I find some similarity too. Lotus Sutra tells Buddha used skillful means. Gospel tells Jesus performed miracles. Both are very compassionate.
I really like the story in the Lotus Sutra. In this version, which I think is the original because it is so much more reasonable, the son had to learn responsibility, while I think in the Bible, the father just welcomed him home--like a rich spoiled kid. I think I would be mad too if my father did this to an irresponsible younger brother!
A-lian, Thanks for the insight. The fact that there are highly superficial similarities is beyond dispute. But if you become more specific, the similarities begin to vanish unless one simply writes off the specific elements as unimportant. I guess that just goes to show what I always say: Any two things are similar as long as you ignore the differences. I'm afraid that it appears to me that comparing the miracles of Jesus (e.g. healings) with the "skillful means" of the Buddha (uttering falsehoods in order to entice people to the truth) is about as long a stretch as I can conceive of. You can say that they were acts of compassion, but that's retreating into the realm of generality where, ultimately, you can make any two things sound similar. There are lots of people who have exhibited compassion in their own way, and that fact makes neither them nor their teachings impressively similar, let alone identical, except on a rather superficial level.

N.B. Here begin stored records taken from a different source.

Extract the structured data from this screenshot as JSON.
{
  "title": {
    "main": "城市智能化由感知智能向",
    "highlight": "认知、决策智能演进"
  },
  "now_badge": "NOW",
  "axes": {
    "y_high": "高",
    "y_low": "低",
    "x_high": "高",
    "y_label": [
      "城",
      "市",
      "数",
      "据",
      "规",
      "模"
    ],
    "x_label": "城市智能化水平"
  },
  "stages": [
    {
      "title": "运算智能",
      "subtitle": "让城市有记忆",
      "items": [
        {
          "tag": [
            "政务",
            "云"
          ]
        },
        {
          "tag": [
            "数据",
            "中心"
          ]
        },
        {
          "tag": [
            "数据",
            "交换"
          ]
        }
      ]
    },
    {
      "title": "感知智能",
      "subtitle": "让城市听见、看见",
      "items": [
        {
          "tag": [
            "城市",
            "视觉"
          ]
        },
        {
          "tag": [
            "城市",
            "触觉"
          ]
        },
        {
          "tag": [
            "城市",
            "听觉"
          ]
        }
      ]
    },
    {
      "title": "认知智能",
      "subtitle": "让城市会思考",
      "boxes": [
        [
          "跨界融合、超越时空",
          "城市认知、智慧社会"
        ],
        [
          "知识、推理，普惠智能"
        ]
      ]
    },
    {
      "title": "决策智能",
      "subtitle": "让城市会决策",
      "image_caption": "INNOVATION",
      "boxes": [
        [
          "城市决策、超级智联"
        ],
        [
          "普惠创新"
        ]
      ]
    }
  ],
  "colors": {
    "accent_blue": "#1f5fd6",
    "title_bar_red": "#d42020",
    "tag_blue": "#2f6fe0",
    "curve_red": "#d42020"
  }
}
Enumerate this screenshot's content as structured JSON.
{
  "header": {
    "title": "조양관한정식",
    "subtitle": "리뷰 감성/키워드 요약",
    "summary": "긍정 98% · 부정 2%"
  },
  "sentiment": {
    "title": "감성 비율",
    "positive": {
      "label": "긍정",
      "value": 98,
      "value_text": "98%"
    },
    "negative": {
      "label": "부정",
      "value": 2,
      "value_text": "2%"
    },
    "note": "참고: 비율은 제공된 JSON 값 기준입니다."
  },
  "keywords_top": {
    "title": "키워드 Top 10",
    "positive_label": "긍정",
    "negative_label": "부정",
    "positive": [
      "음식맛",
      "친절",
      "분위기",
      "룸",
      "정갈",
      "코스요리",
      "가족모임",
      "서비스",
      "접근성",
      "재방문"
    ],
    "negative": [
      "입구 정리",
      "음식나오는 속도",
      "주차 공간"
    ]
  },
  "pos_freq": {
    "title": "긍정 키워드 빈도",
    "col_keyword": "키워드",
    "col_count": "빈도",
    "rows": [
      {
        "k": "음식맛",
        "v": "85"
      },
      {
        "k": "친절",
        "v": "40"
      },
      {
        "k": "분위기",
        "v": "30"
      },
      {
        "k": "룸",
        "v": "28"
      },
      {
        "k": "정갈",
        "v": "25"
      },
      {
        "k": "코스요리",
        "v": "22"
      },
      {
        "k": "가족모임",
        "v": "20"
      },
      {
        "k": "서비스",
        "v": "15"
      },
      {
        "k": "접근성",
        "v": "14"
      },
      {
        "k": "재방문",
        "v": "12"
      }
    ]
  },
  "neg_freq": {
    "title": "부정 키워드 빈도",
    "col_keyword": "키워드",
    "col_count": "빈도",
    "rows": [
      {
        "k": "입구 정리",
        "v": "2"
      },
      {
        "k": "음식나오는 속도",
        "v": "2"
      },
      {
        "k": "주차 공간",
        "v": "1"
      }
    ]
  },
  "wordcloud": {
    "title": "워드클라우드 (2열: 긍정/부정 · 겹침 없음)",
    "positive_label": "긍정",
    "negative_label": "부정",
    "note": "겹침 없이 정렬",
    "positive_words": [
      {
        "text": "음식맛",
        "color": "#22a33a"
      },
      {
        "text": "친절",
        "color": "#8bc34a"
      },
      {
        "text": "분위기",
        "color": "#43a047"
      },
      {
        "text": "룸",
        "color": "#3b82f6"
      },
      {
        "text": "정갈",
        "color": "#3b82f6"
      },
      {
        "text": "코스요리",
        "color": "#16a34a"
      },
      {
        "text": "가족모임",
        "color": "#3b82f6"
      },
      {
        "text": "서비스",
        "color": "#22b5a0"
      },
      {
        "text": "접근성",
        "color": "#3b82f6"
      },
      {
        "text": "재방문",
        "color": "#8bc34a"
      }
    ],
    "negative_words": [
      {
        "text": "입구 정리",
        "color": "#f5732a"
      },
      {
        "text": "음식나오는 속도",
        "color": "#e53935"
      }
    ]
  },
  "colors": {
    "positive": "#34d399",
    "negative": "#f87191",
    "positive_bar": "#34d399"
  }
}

Erawan, I'm glad you recognize that there are differences. I'm not surprised that you prefer the Buddhist version as it appeals to a common human instinct. We tend to think that we are responsible to make ourselves acceptable to God or whatever divinity we recognize. The Christian comes to this issue with the realization that God is so holy that he can never tolerate sin in his presence, and that our sinfulness is so ingrained in our fallen nature that we cannot, out of our own capacity, eliminate it and, thus, make ourselves acceptable to God. (One needs to keep in mind here that Buddhism and Christianity have different starting points and different goals.) For me and other Christians, the parable of the prodigal son is a demonstration of God's unconditional love. He took the initiative to do what we ourselves could not through Christ's atoning death. No, I don't deserve it; no human being does. We read in the book of Romans 5:8: "While we were yet sinners, Christ died for us." I can focus on God and living in his Spirit, and I no longer need to fear for my destiny.
By the way, I didn't mention this in my earlier post because I needed to double-check the facts. From what I saw, the earliest physical exemplars we have of any version of the Lotus Sutra stem from the 3rd century AD, and there really is no way of telling when it was first written, or even in what language. This nebulous assessment contrasts with the gospels that were clearly written in the first century AD, and for which we have the first manuscripts no later than the beginning of the second century. So, the textual evidence does not support your personal preference that the Lotus Sutra version was the "original" one, if there even was a single original story with that motif.
Thanks for the good interaction.
I think the oral tradition of Asia is such a great and honorable thing--truth being told in stories from generation to generation. I honostly trust this more than the written texts that are more cold and distant. I would much rather hear or this from my grandfather than read it in a text from some scholar. This is why I think that gthe Lotus Sutra must be the original--that is comes down from an oral tradition that is much more human centered and compassionate. It doesn't bother me that it might change a little as long as the essence remains. I guess it comes down to me trusting the story more than the text.